Other good ideas for your creative writing can come from examining the element of setting. This was a hard one for me to learn. I used to have all my stories floating in a kind of Neverland. It was only after I read some great books which featured the landscape almost as a character itself (Les Miserable comes immediately to mind) that I realized the importance of place. Consider taking a story of yours and changing its setting dramatically. What else would you have to change? Have you clearly developed your setting or is it all too easy to have the same story take place in Paris as in Kansas? Granted, there are some minimalist stories which work this way, but they do so consciously, not out of neglect.
What about tone? Often we set our tone unconsciously, relying on old, ingrained patterns. But new ideas can come if you consciously consider the tone you set with your writing. Is it serious, dark, blithe, friendly, morbid, etc?
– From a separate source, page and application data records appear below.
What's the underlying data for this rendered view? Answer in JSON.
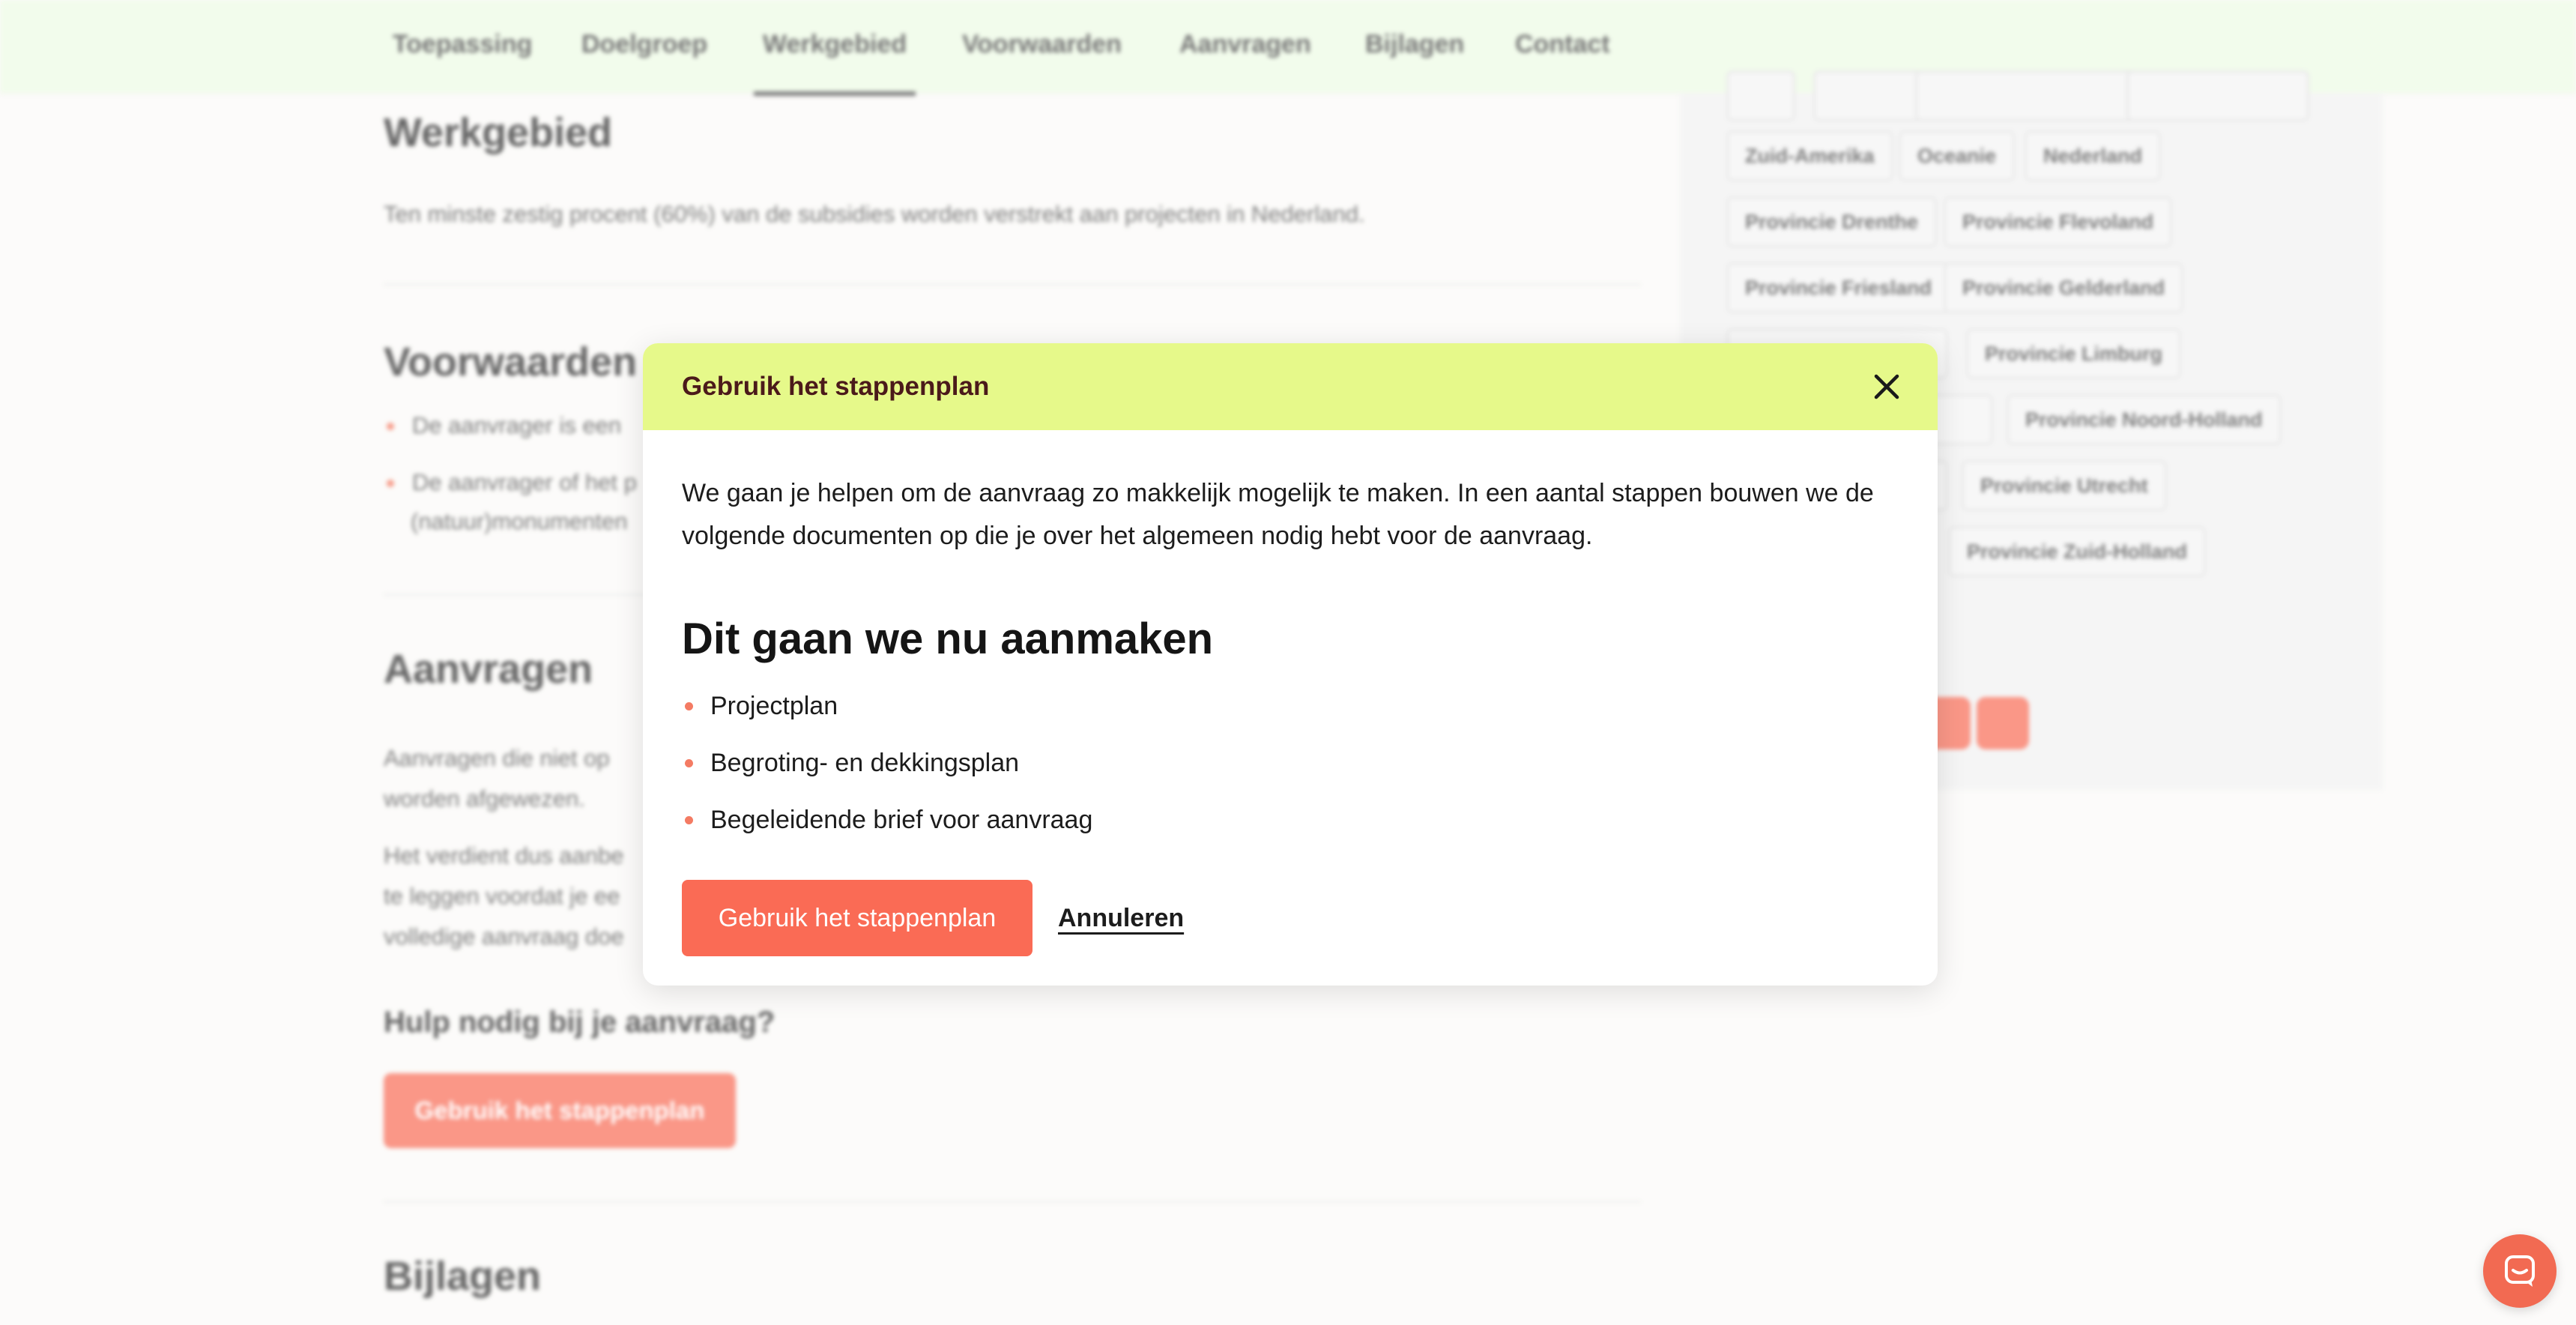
{
  "nav": {
    "items": [
      "Toepassing",
      "Doelgroep",
      "Werkgebied",
      "Voorwaarden",
      "Aanvragen",
      "Bijlagen",
      "Contact"
    ],
    "active": "Werkgebied"
  },
  "main": {
    "werkgebied_title": "Werkgebied",
    "werkgebied_text": "Ten minste zestig procent (60%) van de subsidies worden verstrekt aan projecten in Nederland.",
    "voorwaarden_title": "Voorwaarden",
    "voorwaarden_items": [
      "De aanvrager is een",
      "De aanvrager of het p",
      "(natuur)monumenten"
    ],
    "aanvragen_title": "Aanvragen",
    "aanvragen_lines": [
      "Aanvragen die niet op",
      "worden afgewezen.",
      "Het verdient dus aanbe",
      "te leggen voordat je ee",
      "volledige aanvraag doe"
    ],
    "help_title": "Hulp nodig bij je aanvraag?",
    "help_button": "Gebruik het stappenplan",
    "bijlagen_title": "Bijlagen"
  },
  "aside": {
    "tags": [
      "Zuid-Amerika",
      "Oceanie",
      "Nederland",
      "Provincie Drenthe",
      "Provincie Flevoland",
      "Provincie Friesland",
      "Provincie Gelderland",
      "Provincie Limburg",
      "Provincie Noord-Holland",
      "Provincie Utrecht",
      "Provincie Zuid-Holland"
    ]
  },
  "modal": {
    "title": "Gebruik het stappenplan",
    "intro": "We gaan je helpen om de aanvraag zo makkelijk mogelijk te maken. In een aantal stappen bouwen we de volgende documenten op die je over het algemeen nodig hebt voor de aanvraag.",
    "subtitle": "Dit gaan we nu aanmaken",
    "documents": [
      "Projectplan",
      "Begroting- en dekkingsplan",
      "Begeleidende brief voor aanvraag"
    ],
    "primary_button": "Gebruik het stappenplan",
    "cancel_label": "Annuleren"
  },
  "colors": {
    "header_bg": "#e6f98a",
    "primary": "#fa6b55",
    "bullet": "#f47b63",
    "nav_bg": "#eefbe6"
  },
  "icons": {
    "close": "close-icon",
    "chat": "chat-icon"
  }
}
Why does that tone work for the piece you’re writing? Why doesn’t it? Try writing something just around a tone. Write something intentionally jovial if you tend to write dark pieces. Stretch yourself.
Another major one of the elements of fiction which can be mined for fresh creative writing ideas is plot. Many beginning writers tend to be either too plot heavy (influenced by the plot focus of most thrillers, TV shows and movies) or try to ignore plot, hoping it will go away, thinking it beneath the writing of “great literature.” The fact is that when you write a story something has to happen, preferably something interesting, thought-provoking and tension-building. It doesn’t have to be huge and dramatic and involve explosions to be a good plot. In fact, the best plots are subtle, intricate, surprising. As a good exercise, I suggest reading a number of brief plot summaries (often on the backs of books or online descriptions) and then try to summarize a story you’ve written or a longer piece you’re working on. Does the summary sound like a story you’d like to read?
Next you’ll want to examine your story’s point of view for inspiration. When I was young I had the stupid idea that point of view didn’t matter, that a story was just a story no matter who told it. But consider if Huckleberry Finn had been told from Jim’s point of view. Wouldn’t that have made a difference? Take a look at your writing and question the narrator. Would the story be better told by a character you now consider a minor character? Consider Sherlock Holmes. Isn’t it so much nicer to hear Watson’s point of view? How could your story change if we were allowed to hear someone else’s voice?
You’ll also want to consider your story’s theme (or themes) for creative writing ideas. What is the story saying about life or “the human condition”? Do all the elements of the writing add up to make this theme present and believable without beating your readers over the head with it?
Finally, remember that good creative writing ideas can come from anywhere. Keep your eyes & ears open and make sure to form a creative habit so that you’ll be open to these ideas when they strike.